River Roots Redevelopment: Adaptive Reuse - Future Projects

Wrapping up our series on adaptive reuse in redevelopment, this week we’re going to look at some future projects. First, let’s head downriver, through Pittsburgh, to the Ohio River and Wheeling, WV. Like our region, this historic city has seen a decline in the last 50+ years. Now, Wheeling Heritage, an organization whose vision includes the preservation and utilization of the Wheeling National Heritage Area to enhance the area’s economic future, is working to be a catalyst for revitalization in the city. Wheeling is a place with the amenities of a big city, but the community feel of a small town.

The City of Wheeling recently released renderings of what the 1400 Block of Market Street might look like soon. This block in the Wheeling Historic District contains four buildings that the city has purchased with the vision to see them brought back to life. Over the last few years, the city has been unable to find local developers with the means and capacity to take on a project of this size. But, after partnering with Steadfast City Economic and Community Partners the search was taken to the national level and yielded five interested parties, three serious proposals, and finally, Desmone was selected to tackle the project.

Chip Desmone, CEO of Desmone, along with Tipping Point, a real estate development consultant, are now working alongside Wheeling Heritage and the City of Wheeling to see this project through. Like many projects in post-industrial areas like Wheeling and the Oil Region, the 1400 Block project relies heavily on subsidized funding. Numerous grants have been sought out, along with other earmarked money set aside for redevelopment by the city and other organizations.

Even with all these groups working together, the process is long and largely dependent on being awarded allocations. The project will go in front of Community Development Entities (CDEs) next week for the second time. If they succeed, they could see allocation in the next few weeks. Betsy Sweeny from Wheeling Heritage expressed her hopefulness but also recognized that the process is extremely competitive, and it is common to go through the process for multiple cycles before making it through. If they do make it, construction could start by the end of summer, and if all goes well, the 18-month prospective construction period would be wrapped up within the next two years.

The finished project will result in four lower-level “bays” available for restaurants, shops, or other businesses, with spacious 1 and 2-bedroom apartments in the upper levels. Each building also has space for an outdoor patio, and Wheeling Heritage has some stipulations for businesses who may want to move in, including offering outdoor seating, and at least one bay must offer some kind of community benefit such as a grocery store, dentist, or daycare.

The future is bright for Wheeling as these groups, passionate about historic preservation and redevelopment, are paving the way for change.

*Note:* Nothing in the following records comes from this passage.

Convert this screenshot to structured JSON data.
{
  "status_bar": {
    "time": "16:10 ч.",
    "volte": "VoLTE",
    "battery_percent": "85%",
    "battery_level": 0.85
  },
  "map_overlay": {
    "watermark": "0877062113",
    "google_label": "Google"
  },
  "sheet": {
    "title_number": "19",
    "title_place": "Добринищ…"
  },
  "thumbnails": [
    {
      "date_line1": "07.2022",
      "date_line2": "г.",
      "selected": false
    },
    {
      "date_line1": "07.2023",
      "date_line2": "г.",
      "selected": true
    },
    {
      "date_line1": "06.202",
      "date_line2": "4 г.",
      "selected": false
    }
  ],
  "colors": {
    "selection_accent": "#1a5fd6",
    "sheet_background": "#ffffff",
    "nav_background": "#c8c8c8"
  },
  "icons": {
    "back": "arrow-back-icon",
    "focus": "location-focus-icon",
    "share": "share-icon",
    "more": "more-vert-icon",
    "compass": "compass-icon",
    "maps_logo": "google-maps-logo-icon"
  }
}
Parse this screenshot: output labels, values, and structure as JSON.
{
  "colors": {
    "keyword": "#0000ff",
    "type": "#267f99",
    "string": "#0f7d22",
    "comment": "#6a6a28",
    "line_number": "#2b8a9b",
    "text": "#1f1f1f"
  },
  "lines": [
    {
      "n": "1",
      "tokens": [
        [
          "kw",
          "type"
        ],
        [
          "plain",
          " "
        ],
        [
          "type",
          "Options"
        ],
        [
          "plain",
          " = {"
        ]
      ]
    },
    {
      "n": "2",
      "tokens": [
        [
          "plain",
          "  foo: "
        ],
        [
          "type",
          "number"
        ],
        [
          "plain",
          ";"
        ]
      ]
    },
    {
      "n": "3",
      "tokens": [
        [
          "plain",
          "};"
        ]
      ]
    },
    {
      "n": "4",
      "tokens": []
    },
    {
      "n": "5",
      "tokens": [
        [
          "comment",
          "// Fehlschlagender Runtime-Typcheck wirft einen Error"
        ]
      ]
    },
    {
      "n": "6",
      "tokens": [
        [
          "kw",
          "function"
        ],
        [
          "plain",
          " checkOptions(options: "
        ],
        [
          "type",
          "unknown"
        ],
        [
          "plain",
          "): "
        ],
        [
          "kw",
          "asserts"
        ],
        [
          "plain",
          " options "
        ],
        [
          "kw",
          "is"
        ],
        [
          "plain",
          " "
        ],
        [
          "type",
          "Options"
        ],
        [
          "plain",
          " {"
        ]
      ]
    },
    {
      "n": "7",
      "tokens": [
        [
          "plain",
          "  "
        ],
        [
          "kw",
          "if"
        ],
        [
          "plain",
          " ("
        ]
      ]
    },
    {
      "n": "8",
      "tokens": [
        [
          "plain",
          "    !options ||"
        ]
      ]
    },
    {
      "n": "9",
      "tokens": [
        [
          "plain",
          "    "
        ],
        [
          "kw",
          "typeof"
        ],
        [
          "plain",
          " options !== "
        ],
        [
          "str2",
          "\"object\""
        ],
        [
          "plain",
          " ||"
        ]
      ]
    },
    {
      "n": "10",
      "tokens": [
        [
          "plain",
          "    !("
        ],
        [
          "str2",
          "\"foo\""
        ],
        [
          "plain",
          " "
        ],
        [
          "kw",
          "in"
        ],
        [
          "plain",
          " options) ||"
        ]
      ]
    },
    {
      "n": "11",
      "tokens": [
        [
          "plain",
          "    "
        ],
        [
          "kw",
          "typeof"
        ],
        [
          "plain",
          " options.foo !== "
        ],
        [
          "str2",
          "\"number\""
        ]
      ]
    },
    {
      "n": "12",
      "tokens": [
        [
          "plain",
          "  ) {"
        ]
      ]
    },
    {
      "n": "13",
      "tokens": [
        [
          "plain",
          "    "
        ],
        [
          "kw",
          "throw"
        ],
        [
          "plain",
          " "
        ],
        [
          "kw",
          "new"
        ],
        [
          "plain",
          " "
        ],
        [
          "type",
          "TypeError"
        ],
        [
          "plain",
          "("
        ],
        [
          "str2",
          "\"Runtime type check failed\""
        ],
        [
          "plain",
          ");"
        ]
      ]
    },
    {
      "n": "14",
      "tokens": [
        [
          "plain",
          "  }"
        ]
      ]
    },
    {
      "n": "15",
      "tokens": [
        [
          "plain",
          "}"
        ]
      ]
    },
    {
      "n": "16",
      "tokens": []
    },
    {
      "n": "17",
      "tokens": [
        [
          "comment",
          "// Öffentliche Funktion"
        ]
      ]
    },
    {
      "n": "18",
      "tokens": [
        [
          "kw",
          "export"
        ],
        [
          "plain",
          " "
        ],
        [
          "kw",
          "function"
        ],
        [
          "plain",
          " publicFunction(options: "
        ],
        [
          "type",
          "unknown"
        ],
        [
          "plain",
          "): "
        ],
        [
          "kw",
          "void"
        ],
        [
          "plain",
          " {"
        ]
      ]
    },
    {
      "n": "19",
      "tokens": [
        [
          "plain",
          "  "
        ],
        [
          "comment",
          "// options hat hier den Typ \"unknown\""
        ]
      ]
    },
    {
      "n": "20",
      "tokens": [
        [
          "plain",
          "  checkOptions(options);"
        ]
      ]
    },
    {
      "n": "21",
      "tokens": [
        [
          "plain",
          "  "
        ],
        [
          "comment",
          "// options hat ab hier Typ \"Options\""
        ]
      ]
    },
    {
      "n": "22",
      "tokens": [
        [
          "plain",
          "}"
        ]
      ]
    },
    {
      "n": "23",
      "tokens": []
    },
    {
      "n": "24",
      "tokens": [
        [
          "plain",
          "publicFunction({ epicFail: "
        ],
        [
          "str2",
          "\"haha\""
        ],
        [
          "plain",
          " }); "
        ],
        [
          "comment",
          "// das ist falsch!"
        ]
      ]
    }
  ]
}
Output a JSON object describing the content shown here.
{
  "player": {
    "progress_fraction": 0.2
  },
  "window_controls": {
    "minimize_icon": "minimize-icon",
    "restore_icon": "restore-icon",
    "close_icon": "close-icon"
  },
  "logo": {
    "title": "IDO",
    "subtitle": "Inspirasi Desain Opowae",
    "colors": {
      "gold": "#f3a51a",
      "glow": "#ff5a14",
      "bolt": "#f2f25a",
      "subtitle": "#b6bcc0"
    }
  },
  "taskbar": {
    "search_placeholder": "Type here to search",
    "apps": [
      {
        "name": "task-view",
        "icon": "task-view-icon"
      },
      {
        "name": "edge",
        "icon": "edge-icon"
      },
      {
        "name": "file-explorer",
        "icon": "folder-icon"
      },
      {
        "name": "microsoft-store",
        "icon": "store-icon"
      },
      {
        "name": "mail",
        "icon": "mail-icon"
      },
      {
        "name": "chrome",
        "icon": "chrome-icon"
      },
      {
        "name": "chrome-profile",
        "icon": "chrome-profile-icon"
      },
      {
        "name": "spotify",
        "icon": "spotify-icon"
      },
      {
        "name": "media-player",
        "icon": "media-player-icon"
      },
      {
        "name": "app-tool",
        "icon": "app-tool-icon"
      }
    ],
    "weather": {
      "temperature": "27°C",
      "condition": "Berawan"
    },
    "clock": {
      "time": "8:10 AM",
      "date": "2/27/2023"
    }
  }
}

Here in the Oil Region, there are also passionate, driven people working to see adaptive reuse happen. In Emlenton, the Fuchs site has been an ongoing project. Like the 1400 Block project in Wheeling, this project depends heavily on funds release. But, as each stage progresses, we are closer to seeing this old industrial site brought back to life for our community’s benefit. There are also numerous sites with untapped potential for reuse and redevelopment currently available.

If you have an example of adaptive reuse in your area or a site with potential, I’d love to hear about it! Stop in on Fridays at Divani in Foxburg. We are there from 1-3 pm. We’ll also be spending some time up at River Roots Community Farm throughout the summer months, so watch the Facebook page @RiverRootsRedevelopment for more information.


Rachel Brosnahan is the Community Engagement Coordinator for River Roots Redevelopment. She can be reached by email at

22 views0 comments


bottom of page